DESCRIPTION OF THE TASK> Copy whichever lines of the data hold the word "JSON".

ENTRIES PROVIDED>

######

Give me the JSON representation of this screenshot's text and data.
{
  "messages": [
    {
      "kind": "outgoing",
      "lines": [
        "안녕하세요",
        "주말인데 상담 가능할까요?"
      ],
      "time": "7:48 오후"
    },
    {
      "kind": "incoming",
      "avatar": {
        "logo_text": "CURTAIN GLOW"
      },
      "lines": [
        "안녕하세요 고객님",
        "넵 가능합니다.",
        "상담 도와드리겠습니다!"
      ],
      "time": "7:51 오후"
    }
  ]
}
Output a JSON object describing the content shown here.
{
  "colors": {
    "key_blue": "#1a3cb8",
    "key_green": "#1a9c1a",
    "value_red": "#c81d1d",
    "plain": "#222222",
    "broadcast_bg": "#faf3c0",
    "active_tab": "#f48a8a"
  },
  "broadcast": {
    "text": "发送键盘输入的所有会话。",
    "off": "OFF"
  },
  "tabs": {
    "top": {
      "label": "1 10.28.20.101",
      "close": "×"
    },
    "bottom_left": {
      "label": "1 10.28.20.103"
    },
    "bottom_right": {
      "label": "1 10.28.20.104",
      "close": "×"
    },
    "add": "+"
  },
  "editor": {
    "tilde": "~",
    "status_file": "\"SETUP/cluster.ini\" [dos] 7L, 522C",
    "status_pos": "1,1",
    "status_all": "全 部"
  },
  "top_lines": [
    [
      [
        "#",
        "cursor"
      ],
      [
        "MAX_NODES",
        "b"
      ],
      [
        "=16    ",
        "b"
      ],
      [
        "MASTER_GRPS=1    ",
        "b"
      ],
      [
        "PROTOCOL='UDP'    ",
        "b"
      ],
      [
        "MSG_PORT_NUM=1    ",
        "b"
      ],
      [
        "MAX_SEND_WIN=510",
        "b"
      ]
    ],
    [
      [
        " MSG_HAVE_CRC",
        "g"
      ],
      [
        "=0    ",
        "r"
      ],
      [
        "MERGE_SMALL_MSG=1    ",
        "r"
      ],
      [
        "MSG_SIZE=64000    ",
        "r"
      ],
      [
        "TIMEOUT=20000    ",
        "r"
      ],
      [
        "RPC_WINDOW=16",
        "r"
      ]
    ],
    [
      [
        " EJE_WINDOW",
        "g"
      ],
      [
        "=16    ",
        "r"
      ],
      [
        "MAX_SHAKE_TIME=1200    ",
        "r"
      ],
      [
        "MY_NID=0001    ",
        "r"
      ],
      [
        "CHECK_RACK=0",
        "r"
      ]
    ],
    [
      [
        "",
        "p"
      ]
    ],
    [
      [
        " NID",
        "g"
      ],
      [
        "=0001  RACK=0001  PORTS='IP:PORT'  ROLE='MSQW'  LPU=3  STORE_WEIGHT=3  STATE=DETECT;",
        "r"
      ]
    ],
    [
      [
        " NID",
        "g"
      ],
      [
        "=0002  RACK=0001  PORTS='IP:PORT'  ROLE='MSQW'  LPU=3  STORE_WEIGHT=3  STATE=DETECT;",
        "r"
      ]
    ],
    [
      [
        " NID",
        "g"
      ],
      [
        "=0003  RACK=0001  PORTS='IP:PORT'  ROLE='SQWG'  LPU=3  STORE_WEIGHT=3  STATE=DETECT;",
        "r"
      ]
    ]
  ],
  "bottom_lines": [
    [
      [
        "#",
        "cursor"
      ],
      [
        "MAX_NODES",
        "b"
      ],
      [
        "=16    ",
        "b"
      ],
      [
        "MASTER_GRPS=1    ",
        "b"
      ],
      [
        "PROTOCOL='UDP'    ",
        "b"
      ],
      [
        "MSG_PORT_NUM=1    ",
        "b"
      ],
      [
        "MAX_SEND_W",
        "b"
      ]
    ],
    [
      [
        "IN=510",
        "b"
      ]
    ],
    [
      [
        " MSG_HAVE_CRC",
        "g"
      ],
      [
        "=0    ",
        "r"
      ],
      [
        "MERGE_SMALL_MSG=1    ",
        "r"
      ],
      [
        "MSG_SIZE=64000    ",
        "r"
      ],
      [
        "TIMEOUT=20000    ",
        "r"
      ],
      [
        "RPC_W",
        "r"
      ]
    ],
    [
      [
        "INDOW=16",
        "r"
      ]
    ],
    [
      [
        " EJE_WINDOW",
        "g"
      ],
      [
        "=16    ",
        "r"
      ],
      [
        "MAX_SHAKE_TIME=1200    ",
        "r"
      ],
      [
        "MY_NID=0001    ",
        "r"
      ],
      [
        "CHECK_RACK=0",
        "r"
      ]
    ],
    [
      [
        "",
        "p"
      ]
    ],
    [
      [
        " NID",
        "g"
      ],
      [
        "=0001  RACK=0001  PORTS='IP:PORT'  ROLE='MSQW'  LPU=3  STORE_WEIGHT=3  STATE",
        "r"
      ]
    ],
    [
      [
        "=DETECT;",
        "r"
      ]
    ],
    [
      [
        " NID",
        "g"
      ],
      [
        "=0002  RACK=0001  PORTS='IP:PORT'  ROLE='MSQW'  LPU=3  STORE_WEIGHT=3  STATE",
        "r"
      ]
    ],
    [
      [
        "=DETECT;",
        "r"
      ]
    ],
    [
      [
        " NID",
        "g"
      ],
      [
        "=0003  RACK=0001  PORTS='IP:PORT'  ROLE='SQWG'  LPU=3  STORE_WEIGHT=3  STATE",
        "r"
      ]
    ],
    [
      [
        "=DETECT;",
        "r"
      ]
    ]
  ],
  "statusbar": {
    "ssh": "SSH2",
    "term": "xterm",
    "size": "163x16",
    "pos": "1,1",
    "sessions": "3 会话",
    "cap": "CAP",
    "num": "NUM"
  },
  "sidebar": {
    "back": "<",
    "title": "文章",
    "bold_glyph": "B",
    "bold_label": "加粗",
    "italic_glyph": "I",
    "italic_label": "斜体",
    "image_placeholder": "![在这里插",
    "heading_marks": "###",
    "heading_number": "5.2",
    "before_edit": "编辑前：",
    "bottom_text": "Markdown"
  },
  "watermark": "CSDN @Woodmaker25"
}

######

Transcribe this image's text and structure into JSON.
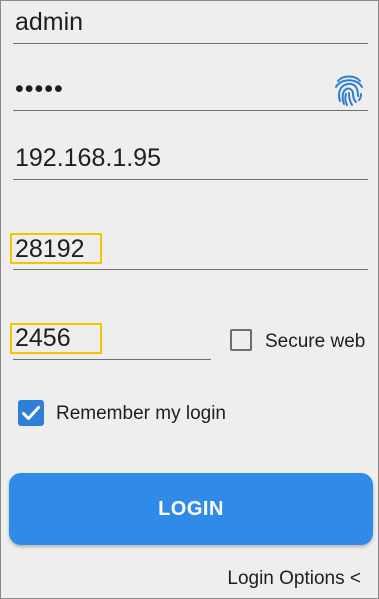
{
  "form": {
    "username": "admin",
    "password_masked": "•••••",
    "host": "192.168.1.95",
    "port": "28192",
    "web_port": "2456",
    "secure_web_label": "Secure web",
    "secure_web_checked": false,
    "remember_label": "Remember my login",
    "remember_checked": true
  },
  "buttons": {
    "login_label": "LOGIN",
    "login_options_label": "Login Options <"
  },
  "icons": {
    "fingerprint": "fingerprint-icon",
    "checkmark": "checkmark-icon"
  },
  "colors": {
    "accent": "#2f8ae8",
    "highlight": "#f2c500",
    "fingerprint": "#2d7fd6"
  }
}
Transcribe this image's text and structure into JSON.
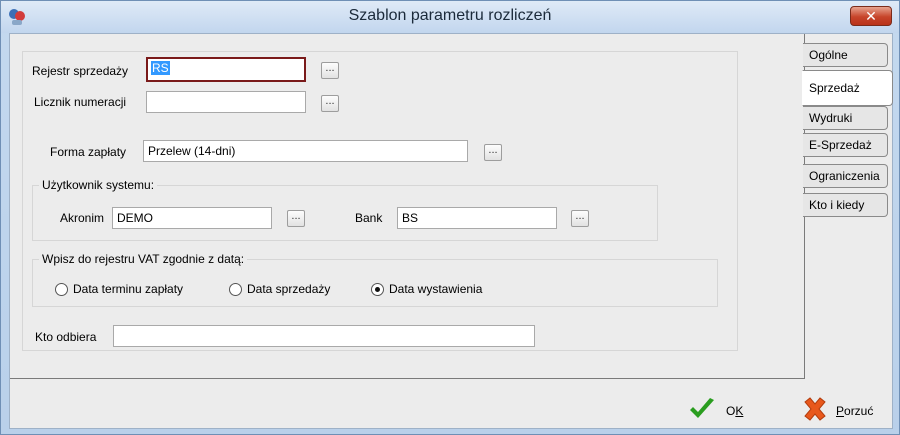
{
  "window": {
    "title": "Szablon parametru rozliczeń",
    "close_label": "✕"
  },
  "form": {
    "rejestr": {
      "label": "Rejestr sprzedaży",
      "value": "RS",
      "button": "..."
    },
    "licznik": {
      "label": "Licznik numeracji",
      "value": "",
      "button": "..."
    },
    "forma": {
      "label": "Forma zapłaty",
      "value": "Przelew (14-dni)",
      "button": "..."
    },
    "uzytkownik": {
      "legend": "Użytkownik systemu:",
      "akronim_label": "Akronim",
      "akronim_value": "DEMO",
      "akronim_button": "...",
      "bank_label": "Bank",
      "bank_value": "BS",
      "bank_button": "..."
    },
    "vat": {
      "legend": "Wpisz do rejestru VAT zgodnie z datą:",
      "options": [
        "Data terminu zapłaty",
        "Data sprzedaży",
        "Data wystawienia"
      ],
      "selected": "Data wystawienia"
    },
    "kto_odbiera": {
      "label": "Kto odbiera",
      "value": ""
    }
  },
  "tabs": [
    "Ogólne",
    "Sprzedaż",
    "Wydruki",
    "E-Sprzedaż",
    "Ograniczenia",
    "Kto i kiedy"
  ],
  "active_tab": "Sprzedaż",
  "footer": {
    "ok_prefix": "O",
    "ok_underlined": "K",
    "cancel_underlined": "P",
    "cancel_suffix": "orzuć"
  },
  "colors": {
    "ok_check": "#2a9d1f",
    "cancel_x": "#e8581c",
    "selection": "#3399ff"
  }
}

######

YOUR SOLUTION>
Give me the JSON representation of this screenshot's text and data.
Output a JSON object describing the content shown here.
Transcribe this image's text and structure into JSON.
Transcribe this image's text and structure into JSON.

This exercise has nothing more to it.